Copy out the records in full, word for word, without pictures.

══ Input data

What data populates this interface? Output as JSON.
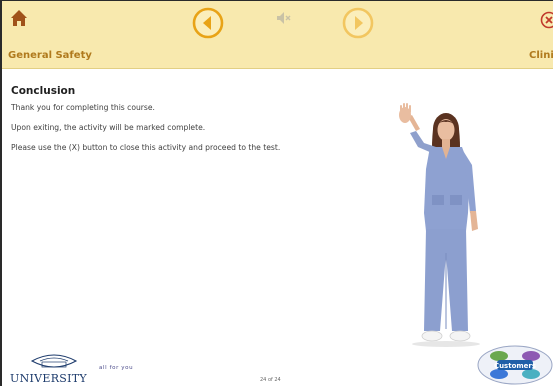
{
  "header": {
    "course_title": "General Safety",
    "section_title": "Clinical",
    "home_icon": "home-icon",
    "prev_icon": "back-arrow-icon",
    "mute_icon": "speaker-muted-icon",
    "next_icon": "forward-arrow-icon",
    "close_icon": "close-x-icon"
  },
  "content": {
    "heading": "Conclusion",
    "paragraphs": [
      "Thank you for completing this course.",
      "Upon exiting, the activity will be marked complete.",
      "Please use the (X) button to close this activity and proceed to the test."
    ]
  },
  "footer": {
    "logo_text": "UNIVERSITY",
    "tagline": "all for you",
    "page_counter": "24 of 24",
    "badge_label": "Customers"
  },
  "colors": {
    "header_bg": "#f8e9ae",
    "accent": "#e8a317",
    "icon_brown": "#a0521a",
    "close_red": "#c0392b"
  }
}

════

Task result:
What data populates this interface? Output as JSON.
{
  "header": {
    "course_title": "General Safety",
    "section_title": "Clinical",
    "home_icon": "home-icon",
    "prev_icon": "back-arrow-icon",
    "mute_icon": "speaker-muted-icon",
    "next_icon": "forward-arrow-icon",
    "close_icon": "close-x-icon"
  },
  "content": {
    "heading": "Conclusion",
    "paragraphs": [
      "Thank you for completing this course.",
      "Upon exiting, the activity will be marked complete.",
      "Please use the (X) button to close this activity and proceed to the test."
    ]
  },
  "footer": {
    "logo_text": "UNIVERSITY",
    "tagline": "all for you",
    "page_counter": "24 of 24",
    "badge_label": "Customers"
  },
  "colors": {
    "header_bg": "#f8e9ae",
    "accent": "#e8a317",
    "icon_brown": "#a0521a",
    "close_red": "#c0392b"
  }
}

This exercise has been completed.